- YOUR GOAL
Please output the records below in full, exactly as given, but without the images.

- INFORMATION

____________________

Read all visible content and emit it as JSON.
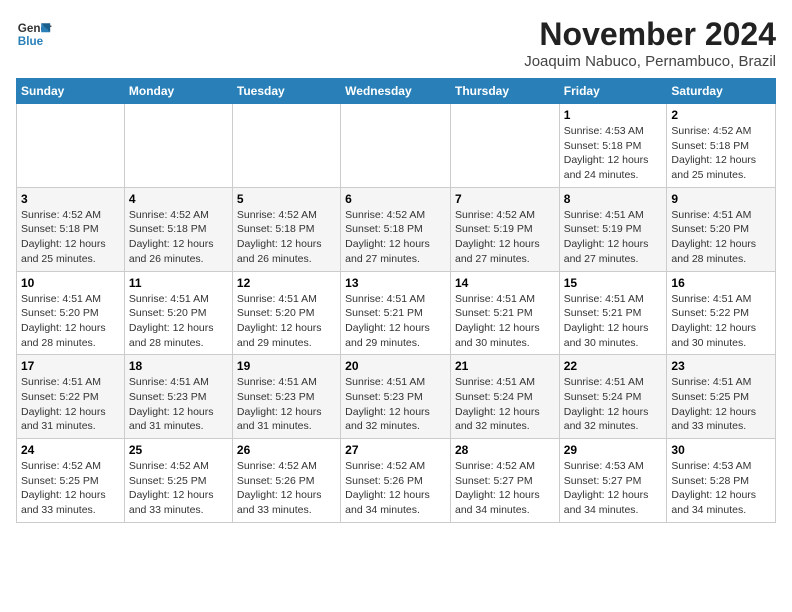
{
  "logo": {
    "line1": "General",
    "line2": "Blue"
  },
  "title": "November 2024",
  "location": "Joaquim Nabuco, Pernambuco, Brazil",
  "weekdays": [
    "Sunday",
    "Monday",
    "Tuesday",
    "Wednesday",
    "Thursday",
    "Friday",
    "Saturday"
  ],
  "weeks": [
    [
      {
        "day": "",
        "info": ""
      },
      {
        "day": "",
        "info": ""
      },
      {
        "day": "",
        "info": ""
      },
      {
        "day": "",
        "info": ""
      },
      {
        "day": "",
        "info": ""
      },
      {
        "day": "1",
        "info": "Sunrise: 4:53 AM\nSunset: 5:18 PM\nDaylight: 12 hours and 24 minutes."
      },
      {
        "day": "2",
        "info": "Sunrise: 4:52 AM\nSunset: 5:18 PM\nDaylight: 12 hours and 25 minutes."
      }
    ],
    [
      {
        "day": "3",
        "info": "Sunrise: 4:52 AM\nSunset: 5:18 PM\nDaylight: 12 hours and 25 minutes."
      },
      {
        "day": "4",
        "info": "Sunrise: 4:52 AM\nSunset: 5:18 PM\nDaylight: 12 hours and 26 minutes."
      },
      {
        "day": "5",
        "info": "Sunrise: 4:52 AM\nSunset: 5:18 PM\nDaylight: 12 hours and 26 minutes."
      },
      {
        "day": "6",
        "info": "Sunrise: 4:52 AM\nSunset: 5:18 PM\nDaylight: 12 hours and 27 minutes."
      },
      {
        "day": "7",
        "info": "Sunrise: 4:52 AM\nSunset: 5:19 PM\nDaylight: 12 hours and 27 minutes."
      },
      {
        "day": "8",
        "info": "Sunrise: 4:51 AM\nSunset: 5:19 PM\nDaylight: 12 hours and 27 minutes."
      },
      {
        "day": "9",
        "info": "Sunrise: 4:51 AM\nSunset: 5:20 PM\nDaylight: 12 hours and 28 minutes."
      }
    ],
    [
      {
        "day": "10",
        "info": "Sunrise: 4:51 AM\nSunset: 5:20 PM\nDaylight: 12 hours and 28 minutes."
      },
      {
        "day": "11",
        "info": "Sunrise: 4:51 AM\nSunset: 5:20 PM\nDaylight: 12 hours and 28 minutes."
      },
      {
        "day": "12",
        "info": "Sunrise: 4:51 AM\nSunset: 5:20 PM\nDaylight: 12 hours and 29 minutes."
      },
      {
        "day": "13",
        "info": "Sunrise: 4:51 AM\nSunset: 5:21 PM\nDaylight: 12 hours and 29 minutes."
      },
      {
        "day": "14",
        "info": "Sunrise: 4:51 AM\nSunset: 5:21 PM\nDaylight: 12 hours and 30 minutes."
      },
      {
        "day": "15",
        "info": "Sunrise: 4:51 AM\nSunset: 5:21 PM\nDaylight: 12 hours and 30 minutes."
      },
      {
        "day": "16",
        "info": "Sunrise: 4:51 AM\nSunset: 5:22 PM\nDaylight: 12 hours and 30 minutes."
      }
    ],
    [
      {
        "day": "17",
        "info": "Sunrise: 4:51 AM\nSunset: 5:22 PM\nDaylight: 12 hours and 31 minutes."
      },
      {
        "day": "18",
        "info": "Sunrise: 4:51 AM\nSunset: 5:23 PM\nDaylight: 12 hours and 31 minutes."
      },
      {
        "day": "19",
        "info": "Sunrise: 4:51 AM\nSunset: 5:23 PM\nDaylight: 12 hours and 31 minutes."
      },
      {
        "day": "20",
        "info": "Sunrise: 4:51 AM\nSunset: 5:23 PM\nDaylight: 12 hours and 32 minutes."
      },
      {
        "day": "21",
        "info": "Sunrise: 4:51 AM\nSunset: 5:24 PM\nDaylight: 12 hours and 32 minutes."
      },
      {
        "day": "22",
        "info": "Sunrise: 4:51 AM\nSunset: 5:24 PM\nDaylight: 12 hours and 32 minutes."
      },
      {
        "day": "23",
        "info": "Sunrise: 4:51 AM\nSunset: 5:25 PM\nDaylight: 12 hours and 33 minutes."
      }
    ],
    [
      {
        "day": "24",
        "info": "Sunrise: 4:52 AM\nSunset: 5:25 PM\nDaylight: 12 hours and 33 minutes."
      },
      {
        "day": "25",
        "info": "Sunrise: 4:52 AM\nSunset: 5:25 PM\nDaylight: 12 hours and 33 minutes."
      },
      {
        "day": "26",
        "info": "Sunrise: 4:52 AM\nSunset: 5:26 PM\nDaylight: 12 hours and 33 minutes."
      },
      {
        "day": "27",
        "info": "Sunrise: 4:52 AM\nSunset: 5:26 PM\nDaylight: 12 hours and 34 minutes."
      },
      {
        "day": "28",
        "info": "Sunrise: 4:52 AM\nSunset: 5:27 PM\nDaylight: 12 hours and 34 minutes."
      },
      {
        "day": "29",
        "info": "Sunrise: 4:53 AM\nSunset: 5:27 PM\nDaylight: 12 hours and 34 minutes."
      },
      {
        "day": "30",
        "info": "Sunrise: 4:53 AM\nSunset: 5:28 PM\nDaylight: 12 hours and 34 minutes."
      }
    ]
  ]
}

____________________

- RESPONSE BELOW
Read all visible content and emit it as JSON.
{
  "logo": {
    "line1": "General",
    "line2": "Blue"
  },
  "title": "November 2024",
  "location": "Joaquim Nabuco, Pernambuco, Brazil",
  "weekdays": [
    "Sunday",
    "Monday",
    "Tuesday",
    "Wednesday",
    "Thursday",
    "Friday",
    "Saturday"
  ],
  "weeks": [
    [
      {
        "day": "",
        "info": ""
      },
      {
        "day": "",
        "info": ""
      },
      {
        "day": "",
        "info": ""
      },
      {
        "day": "",
        "info": ""
      },
      {
        "day": "",
        "info": ""
      },
      {
        "day": "1",
        "info": "Sunrise: 4:53 AM\nSunset: 5:18 PM\nDaylight: 12 hours and 24 minutes."
      },
      {
        "day": "2",
        "info": "Sunrise: 4:52 AM\nSunset: 5:18 PM\nDaylight: 12 hours and 25 minutes."
      }
    ],
    [
      {
        "day": "3",
        "info": "Sunrise: 4:52 AM\nSunset: 5:18 PM\nDaylight: 12 hours and 25 minutes."
      },
      {
        "day": "4",
        "info": "Sunrise: 4:52 AM\nSunset: 5:18 PM\nDaylight: 12 hours and 26 minutes."
      },
      {
        "day": "5",
        "info": "Sunrise: 4:52 AM\nSunset: 5:18 PM\nDaylight: 12 hours and 26 minutes."
      },
      {
        "day": "6",
        "info": "Sunrise: 4:52 AM\nSunset: 5:18 PM\nDaylight: 12 hours and 27 minutes."
      },
      {
        "day": "7",
        "info": "Sunrise: 4:52 AM\nSunset: 5:19 PM\nDaylight: 12 hours and 27 minutes."
      },
      {
        "day": "8",
        "info": "Sunrise: 4:51 AM\nSunset: 5:19 PM\nDaylight: 12 hours and 27 minutes."
      },
      {
        "day": "9",
        "info": "Sunrise: 4:51 AM\nSunset: 5:20 PM\nDaylight: 12 hours and 28 minutes."
      }
    ],
    [
      {
        "day": "10",
        "info": "Sunrise: 4:51 AM\nSunset: 5:20 PM\nDaylight: 12 hours and 28 minutes."
      },
      {
        "day": "11",
        "info": "Sunrise: 4:51 AM\nSunset: 5:20 PM\nDaylight: 12 hours and 28 minutes."
      },
      {
        "day": "12",
        "info": "Sunrise: 4:51 AM\nSunset: 5:20 PM\nDaylight: 12 hours and 29 minutes."
      },
      {
        "day": "13",
        "info": "Sunrise: 4:51 AM\nSunset: 5:21 PM\nDaylight: 12 hours and 29 minutes."
      },
      {
        "day": "14",
        "info": "Sunrise: 4:51 AM\nSunset: 5:21 PM\nDaylight: 12 hours and 30 minutes."
      },
      {
        "day": "15",
        "info": "Sunrise: 4:51 AM\nSunset: 5:21 PM\nDaylight: 12 hours and 30 minutes."
      },
      {
        "day": "16",
        "info": "Sunrise: 4:51 AM\nSunset: 5:22 PM\nDaylight: 12 hours and 30 minutes."
      }
    ],
    [
      {
        "day": "17",
        "info": "Sunrise: 4:51 AM\nSunset: 5:22 PM\nDaylight: 12 hours and 31 minutes."
      },
      {
        "day": "18",
        "info": "Sunrise: 4:51 AM\nSunset: 5:23 PM\nDaylight: 12 hours and 31 minutes."
      },
      {
        "day": "19",
        "info": "Sunrise: 4:51 AM\nSunset: 5:23 PM\nDaylight: 12 hours and 31 minutes."
      },
      {
        "day": "20",
        "info": "Sunrise: 4:51 AM\nSunset: 5:23 PM\nDaylight: 12 hours and 32 minutes."
      },
      {
        "day": "21",
        "info": "Sunrise: 4:51 AM\nSunset: 5:24 PM\nDaylight: 12 hours and 32 minutes."
      },
      {
        "day": "22",
        "info": "Sunrise: 4:51 AM\nSunset: 5:24 PM\nDaylight: 12 hours and 32 minutes."
      },
      {
        "day": "23",
        "info": "Sunrise: 4:51 AM\nSunset: 5:25 PM\nDaylight: 12 hours and 33 minutes."
      }
    ],
    [
      {
        "day": "24",
        "info": "Sunrise: 4:52 AM\nSunset: 5:25 PM\nDaylight: 12 hours and 33 minutes."
      },
      {
        "day": "25",
        "info": "Sunrise: 4:52 AM\nSunset: 5:25 PM\nDaylight: 12 hours and 33 minutes."
      },
      {
        "day": "26",
        "info": "Sunrise: 4:52 AM\nSunset: 5:26 PM\nDaylight: 12 hours and 33 minutes."
      },
      {
        "day": "27",
        "info": "Sunrise: 4:52 AM\nSunset: 5:26 PM\nDaylight: 12 hours and 34 minutes."
      },
      {
        "day": "28",
        "info": "Sunrise: 4:52 AM\nSunset: 5:27 PM\nDaylight: 12 hours and 34 minutes."
      },
      {
        "day": "29",
        "info": "Sunrise: 4:53 AM\nSunset: 5:27 PM\nDaylight: 12 hours and 34 minutes."
      },
      {
        "day": "30",
        "info": "Sunrise: 4:53 AM\nSunset: 5:28 PM\nDaylight: 12 hours and 34 minutes."
      }
    ]
  ]
}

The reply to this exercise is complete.